Messina and the sea: an indivisible binomial expressed in the streets through the language of art. Indeed, the relationship between the city and its element par excellence is the central theme in the "regeneration" interventions that have given lustre to urban details that would otherwise be of no interest.
'Distrart', the ambitious project that has led to the creation of an authentic urban art district, has given a new face to several neglected areas, especially the one overlooking the port.
Start with a ride on the tram to get an idea of how street art is creeping into Messina: the 53 shelters arranged along the line display works related to local culture and topical issues. They all bear the signatures of important names on the international art scene. They all bring beauty to places that had long forgotten it.
4. Taking a trip to Taormina

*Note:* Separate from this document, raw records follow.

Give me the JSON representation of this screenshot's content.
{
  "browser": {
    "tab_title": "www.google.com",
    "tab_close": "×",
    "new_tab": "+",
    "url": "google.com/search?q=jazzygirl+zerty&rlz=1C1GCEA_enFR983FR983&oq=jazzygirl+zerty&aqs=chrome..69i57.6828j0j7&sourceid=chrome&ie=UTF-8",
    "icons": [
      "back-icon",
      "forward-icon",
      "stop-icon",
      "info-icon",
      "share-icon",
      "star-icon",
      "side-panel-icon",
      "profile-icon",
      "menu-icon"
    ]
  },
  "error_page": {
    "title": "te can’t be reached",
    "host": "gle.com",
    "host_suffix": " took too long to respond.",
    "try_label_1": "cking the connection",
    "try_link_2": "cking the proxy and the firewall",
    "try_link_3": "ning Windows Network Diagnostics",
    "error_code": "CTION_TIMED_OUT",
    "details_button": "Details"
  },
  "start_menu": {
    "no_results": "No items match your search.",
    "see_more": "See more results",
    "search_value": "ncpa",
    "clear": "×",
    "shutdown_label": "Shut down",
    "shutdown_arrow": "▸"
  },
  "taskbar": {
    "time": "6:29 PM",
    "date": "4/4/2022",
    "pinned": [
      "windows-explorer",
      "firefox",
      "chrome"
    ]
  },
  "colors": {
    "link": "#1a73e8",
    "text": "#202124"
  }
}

Obsessed with The White Lotus? After visiting Messina like a local, you can set off for Taormina. The trip takes less than an hour, and with the same-day return shuttle service, the transfer to the destination par excellence of Sicilian tourism is comfortable and convenient.

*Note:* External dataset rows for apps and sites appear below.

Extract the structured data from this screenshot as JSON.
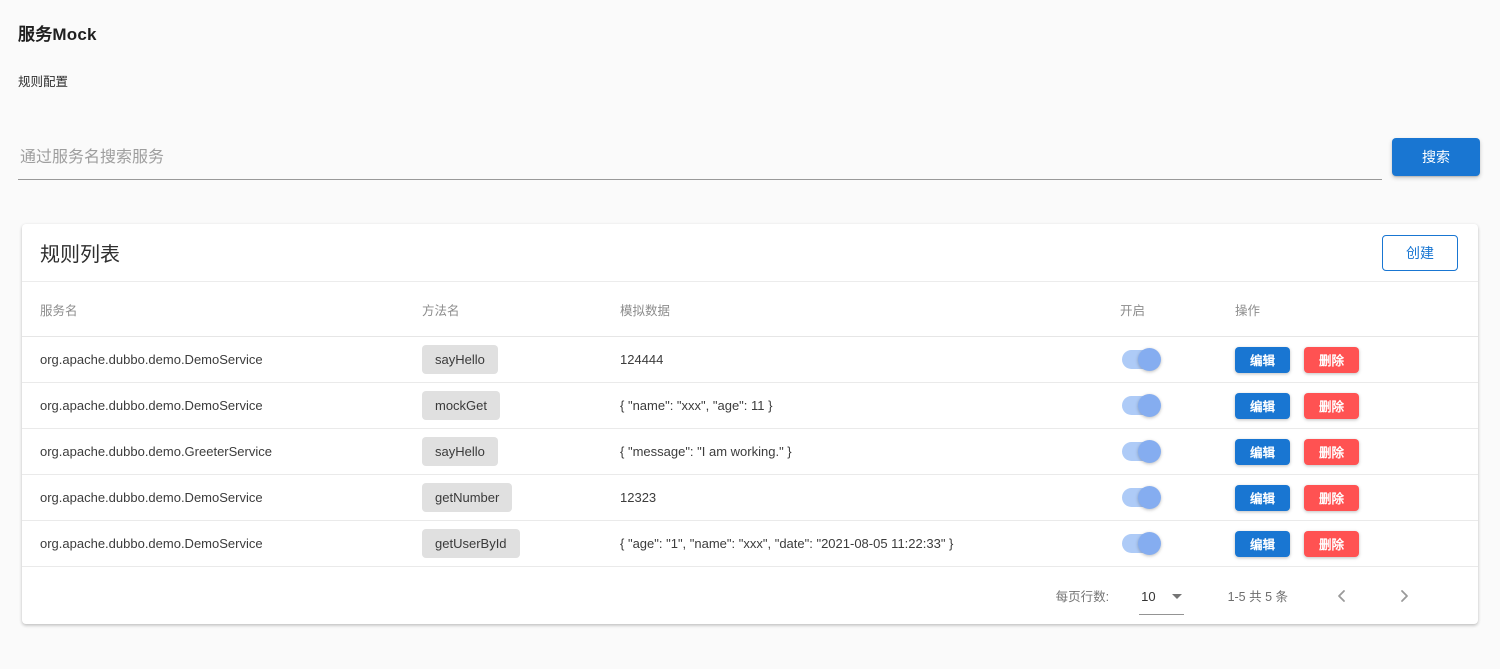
{
  "page": {
    "title": "服务Mock",
    "breadcrumb": "规则配置"
  },
  "search": {
    "placeholder": "通过服务名搜索服务",
    "button_label": "搜索"
  },
  "card": {
    "title": "规则列表",
    "create_button_label": "创建"
  },
  "table": {
    "headers": {
      "service": "服务名",
      "method": "方法名",
      "mock_data": "模拟数据",
      "enabled": "开启",
      "actions": "操作"
    },
    "row_actions": {
      "edit_label": "编辑",
      "delete_label": "删除"
    },
    "rows": [
      {
        "service": "org.apache.dubbo.demo.DemoService",
        "method": "sayHello",
        "mock_data": "124444",
        "enabled": true
      },
      {
        "service": "org.apache.dubbo.demo.DemoService",
        "method": "mockGet",
        "mock_data": "{ \"name\": \"xxx\", \"age\": 11 }",
        "enabled": true
      },
      {
        "service": "org.apache.dubbo.demo.GreeterService",
        "method": "sayHello",
        "mock_data": "{ \"message\": \"I am working.\" }",
        "enabled": true
      },
      {
        "service": "org.apache.dubbo.demo.DemoService",
        "method": "getNumber",
        "mock_data": "12323",
        "enabled": true
      },
      {
        "service": "org.apache.dubbo.demo.DemoService",
        "method": "getUserById",
        "mock_data": "{ \"age\": \"1\", \"name\": \"xxx\", \"date\": \"2021-08-05 11:22:33\" }",
        "enabled": true
      }
    ]
  },
  "pagination": {
    "rows_per_page_label": "每页行数:",
    "rows_per_page_value": "10",
    "range_text": "1-5 共 5 条"
  },
  "colors": {
    "primary": "#1976d2",
    "error": "#ff5252",
    "switch_track": "#aecbf7",
    "switch_thumb": "#85adf0",
    "chip_bg": "#e0e0e0"
  }
}
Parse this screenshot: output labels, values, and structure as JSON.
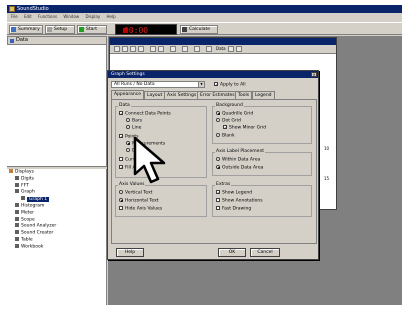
{
  "app": {
    "title": "SoundStudio"
  },
  "menu": [
    "File",
    "Edit",
    "Functions",
    "Window",
    "Display",
    "Help"
  ],
  "toolbar": {
    "summary": "Summary",
    "setup": "Setup",
    "start": "Start",
    "clock": "00:00",
    "calculate": "Calculate"
  },
  "data_panel": {
    "title": "Data"
  },
  "tree": [
    {
      "label": "Displays",
      "level": 0
    },
    {
      "label": "Digits",
      "level": 1
    },
    {
      "label": "FFT",
      "level": 1
    },
    {
      "label": "Graph",
      "level": 1
    },
    {
      "label": "Graph 1",
      "level": 2,
      "selected": true
    },
    {
      "label": "Histogram",
      "level": 1
    },
    {
      "label": "Meter",
      "level": 1
    },
    {
      "label": "Scope",
      "level": 1
    },
    {
      "label": "Sound Analyzer",
      "level": 1
    },
    {
      "label": "Sound Creator",
      "level": 1
    },
    {
      "label": "Table",
      "level": 1
    },
    {
      "label": "Workbook",
      "level": 1
    }
  ],
  "graph_toolbar": {
    "data_label": "Data"
  },
  "graph_side_numbers": [
    "10",
    "15"
  ],
  "dialog": {
    "title": "Graph Settings",
    "run_select": "All Runs / No Data",
    "apply_all": "Apply to All",
    "tabs": [
      "Appearance",
      "Layout",
      "Axis Settings",
      "Error Estimates",
      "Tools",
      "Legend"
    ],
    "data_group": {
      "label": "Data",
      "options": [
        {
          "label": "Connect Data Points",
          "checked": true
        },
        {
          "label": "Bars",
          "checked": false
        },
        {
          "label": "Line",
          "checked": false
        },
        {
          "label": "Points",
          "checked": true
        },
        {
          "label": "Measurements",
          "checked": true
        },
        {
          "label": "Dots",
          "checked": false
        },
        {
          "label": "Curve Fit",
          "checked": false
        },
        {
          "label": "Fill Area",
          "checked": true
        }
      ]
    },
    "background_group": {
      "label": "Background",
      "options": [
        {
          "label": "Quadrille Grid",
          "checked": true
        },
        {
          "label": "Dot Grid",
          "checked": false
        },
        {
          "label": "Show Minor Grid",
          "checked": true
        },
        {
          "label": "Blank",
          "checked": false
        }
      ]
    },
    "axis_label_group": {
      "label": "Axis Label Placement",
      "options": [
        {
          "label": "Within Data Area",
          "checked": false
        },
        {
          "label": "Outside Data Area",
          "checked": true
        }
      ]
    },
    "axis_values_group": {
      "label": "Axis Values",
      "options": [
        {
          "label": "Vertical Text",
          "checked": false
        },
        {
          "label": "Horizontal Text",
          "checked": true
        },
        {
          "label": "Hide Axis Values",
          "checked": false
        }
      ]
    },
    "extras_group": {
      "label": "Extras",
      "options": [
        {
          "label": "Show Legend",
          "checked": true
        },
        {
          "label": "Show Annotations",
          "checked": false
        },
        {
          "label": "Fast Drawing",
          "checked": false
        }
      ]
    },
    "buttons": {
      "help": "Help",
      "ok": "OK",
      "cancel": "Cancel"
    }
  },
  "colors": {
    "titlebar": "#0a246a",
    "face": "#d4d0c8",
    "workspace": "#808080",
    "clock_text": "#e02020"
  }
}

A visit, however brief, can only begin at the Greek Theatre, the symbol of Taormina, and continue to the Odeon, the only example on the island of a covered Roman theatre.

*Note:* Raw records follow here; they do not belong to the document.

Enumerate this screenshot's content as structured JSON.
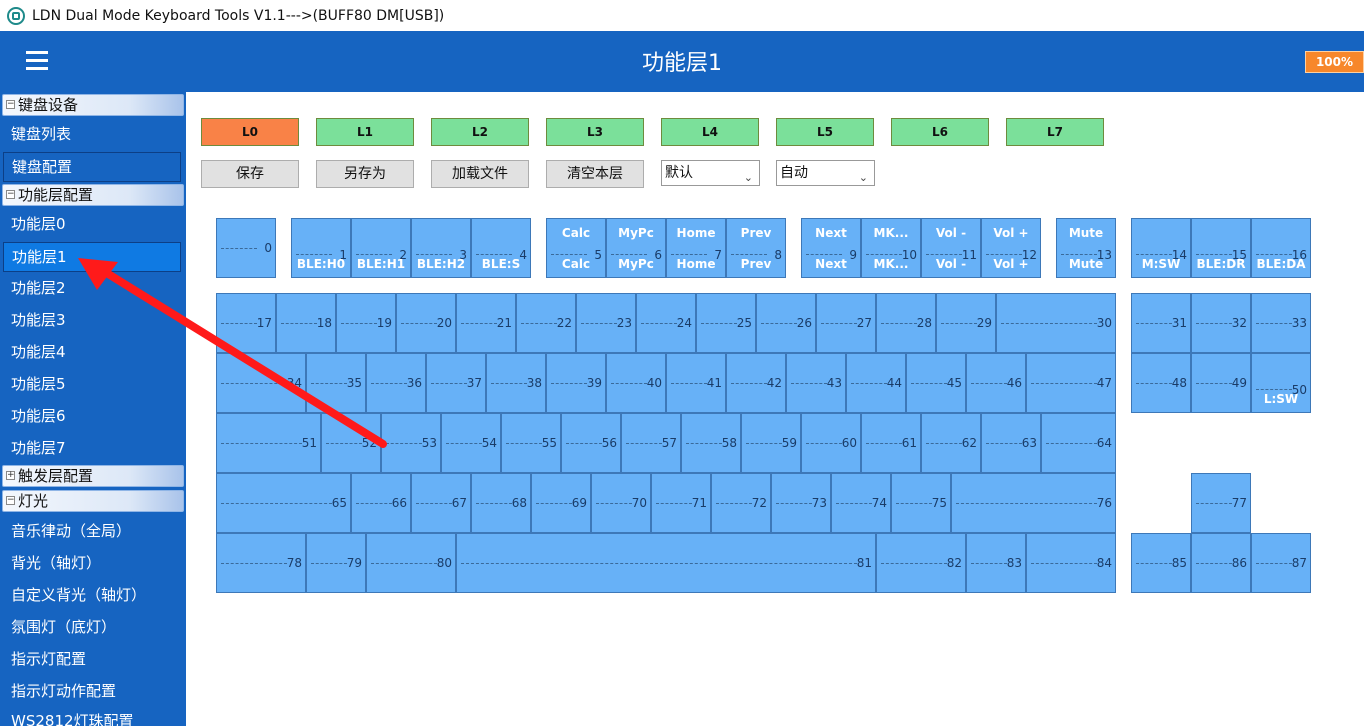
{
  "window": {
    "title": "LDN Dual Mode Keyboard Tools V1.1--->(BUFF80 DM[USB])"
  },
  "header": {
    "title": "功能层1",
    "battery": "100%"
  },
  "sidebar": {
    "groups": [
      {
        "label": "键盘设备",
        "toggle": "−"
      },
      {
        "label": "功能层配置",
        "toggle": "−"
      },
      {
        "label": "触发层配置",
        "toggle": "+"
      },
      {
        "label": "灯光",
        "toggle": "−"
      }
    ],
    "device_items": [
      "键盘列表",
      "键盘配置"
    ],
    "layer_items": [
      "功能层0",
      "功能层1",
      "功能层2",
      "功能层3",
      "功能层4",
      "功能层5",
      "功能层6",
      "功能层7"
    ],
    "light_items": [
      "音乐律动（全局）",
      "背光（轴灯）",
      "自定义背光（轴灯）",
      "氛围灯（底灯）",
      "指示灯配置",
      "指示灯动作配置",
      "WS2812灯珠配置"
    ],
    "active_item": "功能层1"
  },
  "layers": [
    "L0",
    "L1",
    "L2",
    "L3",
    "L4",
    "L5",
    "L6",
    "L7"
  ],
  "active_layer": "L0",
  "actions": {
    "save": "保存",
    "save_as": "另存为",
    "load_file": "加载文件",
    "clear_layer": "清空本层"
  },
  "selects": {
    "mode1": "默认",
    "mode2": "自动"
  },
  "keys": [
    {
      "n": "0"
    },
    {
      "n": "1",
      "top": "",
      "bot": "BLE:H0"
    },
    {
      "n": "2",
      "top": "",
      "bot": "BLE:H1"
    },
    {
      "n": "3",
      "top": "",
      "bot": "BLE:H2"
    },
    {
      "n": "4",
      "top": "",
      "bot": "BLE:S"
    },
    {
      "n": "5",
      "top": "Calc",
      "bot": "Calc"
    },
    {
      "n": "6",
      "top": "MyPc",
      "bot": "MyPc"
    },
    {
      "n": "7",
      "top": "Home",
      "bot": "Home"
    },
    {
      "n": "8",
      "top": "Prev",
      "bot": "Prev"
    },
    {
      "n": "9",
      "top": "Next",
      "bot": "Next"
    },
    {
      "n": "10",
      "top": "MK...",
      "bot": "MK..."
    },
    {
      "n": "11",
      "top": "Vol -",
      "bot": "Vol -"
    },
    {
      "n": "12",
      "top": "Vol +",
      "bot": "Vol +"
    },
    {
      "n": "13",
      "top": "Mute",
      "bot": "Mute"
    },
    {
      "n": "14",
      "top": "",
      "bot": "M:SW"
    },
    {
      "n": "15",
      "top": "",
      "bot": "BLE:DR"
    },
    {
      "n": "16",
      "top": "",
      "bot": "BLE:DA"
    },
    {
      "n": "17"
    },
    {
      "n": "18"
    },
    {
      "n": "19"
    },
    {
      "n": "20"
    },
    {
      "n": "21"
    },
    {
      "n": "22"
    },
    {
      "n": "23"
    },
    {
      "n": "24"
    },
    {
      "n": "25"
    },
    {
      "n": "26"
    },
    {
      "n": "27"
    },
    {
      "n": "28"
    },
    {
      "n": "29"
    },
    {
      "n": "30"
    },
    {
      "n": "31"
    },
    {
      "n": "32"
    },
    {
      "n": "33"
    },
    {
      "n": "34"
    },
    {
      "n": "35"
    },
    {
      "n": "36"
    },
    {
      "n": "37"
    },
    {
      "n": "38"
    },
    {
      "n": "39"
    },
    {
      "n": "40"
    },
    {
      "n": "41"
    },
    {
      "n": "42"
    },
    {
      "n": "43"
    },
    {
      "n": "44"
    },
    {
      "n": "45"
    },
    {
      "n": "46"
    },
    {
      "n": "47"
    },
    {
      "n": "48"
    },
    {
      "n": "49"
    },
    {
      "n": "50",
      "top": "",
      "bot": "L:SW"
    },
    {
      "n": "51"
    },
    {
      "n": "52"
    },
    {
      "n": "53"
    },
    {
      "n": "54"
    },
    {
      "n": "55"
    },
    {
      "n": "56"
    },
    {
      "n": "57"
    },
    {
      "n": "58"
    },
    {
      "n": "59"
    },
    {
      "n": "60"
    },
    {
      "n": "61"
    },
    {
      "n": "62"
    },
    {
      "n": "63"
    },
    {
      "n": "64"
    },
    {
      "n": "65"
    },
    {
      "n": "66"
    },
    {
      "n": "67"
    },
    {
      "n": "68"
    },
    {
      "n": "69"
    },
    {
      "n": "70"
    },
    {
      "n": "71"
    },
    {
      "n": "72"
    },
    {
      "n": "73"
    },
    {
      "n": "74"
    },
    {
      "n": "75"
    },
    {
      "n": "76"
    },
    {
      "n": "77"
    },
    {
      "n": "78"
    },
    {
      "n": "79"
    },
    {
      "n": "80"
    },
    {
      "n": "81"
    },
    {
      "n": "82"
    },
    {
      "n": "83"
    },
    {
      "n": "84"
    },
    {
      "n": "85"
    },
    {
      "n": "86"
    },
    {
      "n": "87"
    }
  ],
  "colors": {
    "header": "#1664c1",
    "key": "#67b1f7",
    "layer_active": "#f98247",
    "layer": "#7be09a",
    "arrow": "#ff1a1a"
  }
}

Take advantage of a stroll along Corso Umberto I (the king of Taormina shopping links Porta Messina to Porta Catania) to buy the famous local ceramics. And delve into the narrow streets of the old town centre in search of tiny flashes of beauty: it will be easy to find them. For example, by simply looking up—the palaces' balconies, adorned with plants and Moorish heads, are enchanting.Get now your ticket for the roundtrip shuttle transfer from Messina to Taormina❯
3. Swimming under the Eiffel Tower
The beach of Capo Peloro is among the most frequented by the Messinesi. The experience to put on the checklist of things to do in Messina like a local? A dip in the water of the Strait in the shadow of a curious construction.
Il Pilone di Torre Faro, an old and disused transmission tower dating back to the 1950s, is now an integral part of the Messina skyline, an absolute tourist attraction beloved even by residents. Over the years, the pylon has acquired a somewhat romantic allure.
In short, a sort of Sicilian Eiffel Tower that leads a touch of charm to the sandy beach lining the shoreline. No Grand Palais, Louvre or Notre Dame at its feet, but the seas of Messina, the Tyrrhenian and Ionian, the lakes of Ganzirri and the seaside village of Torre Faro.
2. Visiting Ganzirri
Ganzirri is a delightful seaside village, a small hamlet about 13 kilometres from the centre of Messina located on the northeastern tip of Sicily. A timeless place marked by narrow streets and small dwellings, the ancient traditions linked to the old sea trades still survive here.
Cycling along the northern shore is an excellent way to reach Ganzirri and the Nature Reserve surrounding the town. You'll be able to admire Lake Grande, connected to the Ionian Sea, and Lake Piccolo, joined to the Tyrrhenian Sea; wander around the Capo Peloro nature reserve; discover the lagoon and the village of Torre Faro and glimpse the monumental Pilone in the distance.
1. Attending the Procession of the Assumption
Are you planning to travel to Sicily next summer? Spend part of your journey in Messina like a local and attend the famous procession of La Vera.
The entire city is in turmoil for the festivities dedicated to the Madonna Assunta, an unmissable appointment for the Messinesi and a symbol of the city's religious and festive spirit. The event dates back to at least the 16th century and retains an exceptional appeal for its inhabitants, who persist in flocking to participate in the festivities. And to make 15 August a memorable occasion for anyone in town.
Every year on this date, hundreds of people drag a votive cart about 15 metres high in procession. The various characters that populate the massive float symbolising the Assumption of the Virgin are now papier-mâché statues, but that was not always the case. Until 1866, the imposing and scenic composition consisted of flesh and blood people secured to the structure with a rope.